→ Task
Please filter the entries and return only the lines that include "stamp".

----

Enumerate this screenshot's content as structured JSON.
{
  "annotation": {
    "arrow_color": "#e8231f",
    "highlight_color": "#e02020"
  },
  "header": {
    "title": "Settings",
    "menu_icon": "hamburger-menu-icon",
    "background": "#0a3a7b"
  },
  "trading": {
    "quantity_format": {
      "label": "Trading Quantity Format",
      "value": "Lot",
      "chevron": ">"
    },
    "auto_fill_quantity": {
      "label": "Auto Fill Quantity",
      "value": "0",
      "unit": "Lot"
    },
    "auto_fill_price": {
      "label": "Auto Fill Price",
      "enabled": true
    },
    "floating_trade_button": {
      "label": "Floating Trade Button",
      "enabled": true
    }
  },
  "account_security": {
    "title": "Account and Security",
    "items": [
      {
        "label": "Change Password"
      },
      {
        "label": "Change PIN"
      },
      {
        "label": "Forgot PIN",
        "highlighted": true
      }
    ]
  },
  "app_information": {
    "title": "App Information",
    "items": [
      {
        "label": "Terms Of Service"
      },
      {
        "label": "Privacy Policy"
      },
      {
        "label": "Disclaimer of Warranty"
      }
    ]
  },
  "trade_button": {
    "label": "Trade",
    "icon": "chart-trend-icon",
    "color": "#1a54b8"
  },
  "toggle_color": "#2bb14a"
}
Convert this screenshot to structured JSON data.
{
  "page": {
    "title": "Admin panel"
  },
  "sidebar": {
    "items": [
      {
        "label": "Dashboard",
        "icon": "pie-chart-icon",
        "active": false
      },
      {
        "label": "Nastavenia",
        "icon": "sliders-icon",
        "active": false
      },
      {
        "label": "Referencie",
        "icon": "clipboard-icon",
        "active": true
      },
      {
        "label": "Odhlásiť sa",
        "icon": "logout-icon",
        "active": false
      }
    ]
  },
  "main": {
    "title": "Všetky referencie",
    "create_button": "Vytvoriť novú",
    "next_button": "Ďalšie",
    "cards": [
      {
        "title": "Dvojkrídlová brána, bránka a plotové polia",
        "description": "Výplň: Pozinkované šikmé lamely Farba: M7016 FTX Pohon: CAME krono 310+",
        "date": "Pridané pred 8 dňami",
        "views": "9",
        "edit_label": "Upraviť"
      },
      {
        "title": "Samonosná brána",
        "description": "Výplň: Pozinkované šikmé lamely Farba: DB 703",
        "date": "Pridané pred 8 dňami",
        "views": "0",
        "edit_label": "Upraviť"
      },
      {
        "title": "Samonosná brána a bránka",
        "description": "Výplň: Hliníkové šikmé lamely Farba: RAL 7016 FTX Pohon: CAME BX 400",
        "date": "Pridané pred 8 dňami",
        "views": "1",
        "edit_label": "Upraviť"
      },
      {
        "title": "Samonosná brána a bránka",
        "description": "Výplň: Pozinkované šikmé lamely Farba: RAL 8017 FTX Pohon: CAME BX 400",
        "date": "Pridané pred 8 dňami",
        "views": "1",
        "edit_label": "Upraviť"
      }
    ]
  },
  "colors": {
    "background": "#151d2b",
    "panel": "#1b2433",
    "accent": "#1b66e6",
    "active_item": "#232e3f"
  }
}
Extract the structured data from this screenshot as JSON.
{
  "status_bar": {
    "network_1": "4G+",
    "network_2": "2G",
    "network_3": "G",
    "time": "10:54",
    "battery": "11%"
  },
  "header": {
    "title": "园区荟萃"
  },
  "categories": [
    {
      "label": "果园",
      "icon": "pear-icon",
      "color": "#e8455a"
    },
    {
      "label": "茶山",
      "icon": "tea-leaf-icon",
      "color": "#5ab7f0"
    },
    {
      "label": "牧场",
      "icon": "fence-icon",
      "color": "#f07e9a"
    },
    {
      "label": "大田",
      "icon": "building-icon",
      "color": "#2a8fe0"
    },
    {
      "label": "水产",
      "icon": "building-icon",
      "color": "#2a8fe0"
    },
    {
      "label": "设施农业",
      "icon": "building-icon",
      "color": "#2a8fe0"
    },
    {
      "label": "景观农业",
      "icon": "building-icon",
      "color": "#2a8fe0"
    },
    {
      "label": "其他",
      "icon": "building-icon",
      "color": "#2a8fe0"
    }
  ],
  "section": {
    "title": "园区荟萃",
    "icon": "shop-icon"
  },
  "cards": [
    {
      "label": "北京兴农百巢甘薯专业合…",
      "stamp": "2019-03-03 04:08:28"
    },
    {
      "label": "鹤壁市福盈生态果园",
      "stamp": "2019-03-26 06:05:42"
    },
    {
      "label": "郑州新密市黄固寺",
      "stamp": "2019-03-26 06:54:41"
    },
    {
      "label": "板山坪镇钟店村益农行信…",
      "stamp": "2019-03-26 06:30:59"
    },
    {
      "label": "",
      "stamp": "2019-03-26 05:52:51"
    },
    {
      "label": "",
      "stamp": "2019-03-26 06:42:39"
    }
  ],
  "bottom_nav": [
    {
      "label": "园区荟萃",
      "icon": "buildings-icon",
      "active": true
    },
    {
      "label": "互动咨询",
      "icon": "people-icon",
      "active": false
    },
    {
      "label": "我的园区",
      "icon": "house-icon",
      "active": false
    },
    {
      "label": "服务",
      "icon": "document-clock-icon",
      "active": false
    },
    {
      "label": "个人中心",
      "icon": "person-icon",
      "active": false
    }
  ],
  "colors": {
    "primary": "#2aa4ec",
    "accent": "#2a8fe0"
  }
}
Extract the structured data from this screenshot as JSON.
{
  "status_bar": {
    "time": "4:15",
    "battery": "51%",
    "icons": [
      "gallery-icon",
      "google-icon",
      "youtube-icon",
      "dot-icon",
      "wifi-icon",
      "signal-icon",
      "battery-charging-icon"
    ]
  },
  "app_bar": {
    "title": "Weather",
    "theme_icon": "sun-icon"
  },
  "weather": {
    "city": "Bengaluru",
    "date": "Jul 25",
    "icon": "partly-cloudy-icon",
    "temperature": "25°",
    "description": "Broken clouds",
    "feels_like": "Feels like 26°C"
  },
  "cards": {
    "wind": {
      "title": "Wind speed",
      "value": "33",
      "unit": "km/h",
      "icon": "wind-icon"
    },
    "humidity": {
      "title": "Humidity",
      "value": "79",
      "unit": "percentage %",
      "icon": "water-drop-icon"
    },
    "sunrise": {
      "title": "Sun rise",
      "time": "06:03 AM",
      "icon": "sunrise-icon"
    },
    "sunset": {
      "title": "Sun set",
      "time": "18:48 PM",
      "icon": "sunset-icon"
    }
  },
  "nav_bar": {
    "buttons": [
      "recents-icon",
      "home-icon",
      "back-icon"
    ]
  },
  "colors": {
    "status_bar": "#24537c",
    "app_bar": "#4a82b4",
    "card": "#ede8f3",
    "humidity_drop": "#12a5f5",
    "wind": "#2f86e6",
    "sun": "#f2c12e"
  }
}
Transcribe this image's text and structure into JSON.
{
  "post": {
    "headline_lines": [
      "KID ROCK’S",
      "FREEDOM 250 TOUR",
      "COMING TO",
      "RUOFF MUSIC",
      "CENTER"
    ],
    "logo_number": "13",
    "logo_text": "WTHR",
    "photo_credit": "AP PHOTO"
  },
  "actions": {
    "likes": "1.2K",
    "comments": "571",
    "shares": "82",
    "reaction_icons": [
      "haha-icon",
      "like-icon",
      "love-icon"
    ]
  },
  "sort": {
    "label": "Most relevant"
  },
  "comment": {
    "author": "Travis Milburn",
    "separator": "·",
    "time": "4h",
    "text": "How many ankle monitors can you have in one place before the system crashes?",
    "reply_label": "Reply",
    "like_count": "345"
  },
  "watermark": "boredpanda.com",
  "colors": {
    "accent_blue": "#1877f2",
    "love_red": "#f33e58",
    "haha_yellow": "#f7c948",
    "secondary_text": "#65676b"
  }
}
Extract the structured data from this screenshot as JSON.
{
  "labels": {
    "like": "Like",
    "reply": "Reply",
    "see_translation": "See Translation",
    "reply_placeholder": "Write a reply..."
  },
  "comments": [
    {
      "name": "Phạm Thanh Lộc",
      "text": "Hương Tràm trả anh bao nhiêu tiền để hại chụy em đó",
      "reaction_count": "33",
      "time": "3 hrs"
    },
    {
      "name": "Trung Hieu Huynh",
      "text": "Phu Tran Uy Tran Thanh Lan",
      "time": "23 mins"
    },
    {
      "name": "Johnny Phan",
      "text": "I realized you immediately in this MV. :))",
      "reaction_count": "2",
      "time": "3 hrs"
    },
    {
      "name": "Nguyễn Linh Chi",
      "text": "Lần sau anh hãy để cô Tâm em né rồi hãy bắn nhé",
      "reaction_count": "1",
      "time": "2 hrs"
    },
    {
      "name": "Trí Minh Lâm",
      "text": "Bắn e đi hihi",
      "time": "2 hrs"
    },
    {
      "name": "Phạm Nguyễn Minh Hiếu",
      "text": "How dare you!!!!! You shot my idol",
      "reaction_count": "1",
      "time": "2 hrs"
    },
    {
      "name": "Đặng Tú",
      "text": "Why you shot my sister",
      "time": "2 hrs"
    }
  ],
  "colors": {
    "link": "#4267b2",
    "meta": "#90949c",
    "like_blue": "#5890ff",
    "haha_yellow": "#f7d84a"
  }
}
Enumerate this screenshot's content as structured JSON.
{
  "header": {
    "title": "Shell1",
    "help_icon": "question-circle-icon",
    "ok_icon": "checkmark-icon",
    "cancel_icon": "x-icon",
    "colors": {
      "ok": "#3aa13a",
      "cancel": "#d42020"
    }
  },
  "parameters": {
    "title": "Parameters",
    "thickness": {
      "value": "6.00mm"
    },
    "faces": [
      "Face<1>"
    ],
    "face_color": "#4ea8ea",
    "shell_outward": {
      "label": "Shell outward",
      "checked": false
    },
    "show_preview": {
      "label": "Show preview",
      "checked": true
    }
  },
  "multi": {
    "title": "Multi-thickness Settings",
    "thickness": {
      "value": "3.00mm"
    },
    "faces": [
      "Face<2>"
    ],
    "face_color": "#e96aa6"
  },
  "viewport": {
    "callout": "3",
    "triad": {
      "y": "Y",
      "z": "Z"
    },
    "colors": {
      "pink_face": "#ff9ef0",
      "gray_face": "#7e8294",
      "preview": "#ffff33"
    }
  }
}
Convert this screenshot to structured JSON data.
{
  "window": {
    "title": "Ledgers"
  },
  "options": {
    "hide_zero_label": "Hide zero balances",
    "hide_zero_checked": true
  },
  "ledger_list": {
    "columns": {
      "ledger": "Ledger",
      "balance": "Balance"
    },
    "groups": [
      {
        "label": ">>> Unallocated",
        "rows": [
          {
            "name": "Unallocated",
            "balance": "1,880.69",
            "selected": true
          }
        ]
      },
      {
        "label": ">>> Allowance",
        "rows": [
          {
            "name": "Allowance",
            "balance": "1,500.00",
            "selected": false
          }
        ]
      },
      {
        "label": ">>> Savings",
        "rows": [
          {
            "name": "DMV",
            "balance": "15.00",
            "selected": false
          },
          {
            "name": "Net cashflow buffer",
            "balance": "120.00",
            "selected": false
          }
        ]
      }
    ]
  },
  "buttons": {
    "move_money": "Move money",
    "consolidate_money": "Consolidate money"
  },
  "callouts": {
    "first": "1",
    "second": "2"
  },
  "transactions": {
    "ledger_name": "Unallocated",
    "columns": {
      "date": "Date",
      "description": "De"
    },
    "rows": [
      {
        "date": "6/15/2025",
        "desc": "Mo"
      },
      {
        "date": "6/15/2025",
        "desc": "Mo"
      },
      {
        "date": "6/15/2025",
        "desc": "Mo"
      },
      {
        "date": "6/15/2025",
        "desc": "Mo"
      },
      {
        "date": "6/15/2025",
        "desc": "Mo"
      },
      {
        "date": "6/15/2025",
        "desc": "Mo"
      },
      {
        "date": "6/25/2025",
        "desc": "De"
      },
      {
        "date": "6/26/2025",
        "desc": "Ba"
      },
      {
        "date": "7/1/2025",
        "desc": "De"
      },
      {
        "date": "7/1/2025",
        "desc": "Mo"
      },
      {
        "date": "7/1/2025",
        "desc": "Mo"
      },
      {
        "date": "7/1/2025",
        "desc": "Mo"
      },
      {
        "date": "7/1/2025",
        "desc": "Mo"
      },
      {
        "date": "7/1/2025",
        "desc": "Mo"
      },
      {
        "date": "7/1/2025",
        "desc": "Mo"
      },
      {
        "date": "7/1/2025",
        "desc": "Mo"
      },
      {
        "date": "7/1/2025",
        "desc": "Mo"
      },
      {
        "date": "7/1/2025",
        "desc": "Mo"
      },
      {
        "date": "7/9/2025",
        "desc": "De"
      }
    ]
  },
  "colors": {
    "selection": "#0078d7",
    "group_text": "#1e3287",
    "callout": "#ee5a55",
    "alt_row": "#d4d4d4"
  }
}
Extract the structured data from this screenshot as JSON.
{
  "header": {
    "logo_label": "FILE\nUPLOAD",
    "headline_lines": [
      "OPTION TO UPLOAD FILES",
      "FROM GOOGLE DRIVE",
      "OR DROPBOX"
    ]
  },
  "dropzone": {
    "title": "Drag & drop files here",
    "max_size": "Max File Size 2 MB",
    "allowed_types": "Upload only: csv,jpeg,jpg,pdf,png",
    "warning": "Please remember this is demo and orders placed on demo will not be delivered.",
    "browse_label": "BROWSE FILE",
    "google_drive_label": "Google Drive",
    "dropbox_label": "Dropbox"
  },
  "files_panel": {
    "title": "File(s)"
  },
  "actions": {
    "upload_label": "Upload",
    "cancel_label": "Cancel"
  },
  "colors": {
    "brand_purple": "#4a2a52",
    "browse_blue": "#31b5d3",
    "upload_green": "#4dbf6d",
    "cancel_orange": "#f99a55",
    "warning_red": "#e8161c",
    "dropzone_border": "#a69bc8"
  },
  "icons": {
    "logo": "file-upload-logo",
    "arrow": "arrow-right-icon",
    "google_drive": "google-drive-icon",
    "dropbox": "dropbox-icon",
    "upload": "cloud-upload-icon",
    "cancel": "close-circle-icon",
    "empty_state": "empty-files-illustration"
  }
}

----

→ Completed task
      "stamp": "2019-03-03 04:08:28"
      "stamp": "2019-03-26 06:05:42"
      "stamp": "2019-03-26 06:54:41"
      "stamp": "2019-03-26 06:30:59"
      "stamp": "2019-03-26 05:52:51"
      "stamp": "2019-03-26 06:42:39"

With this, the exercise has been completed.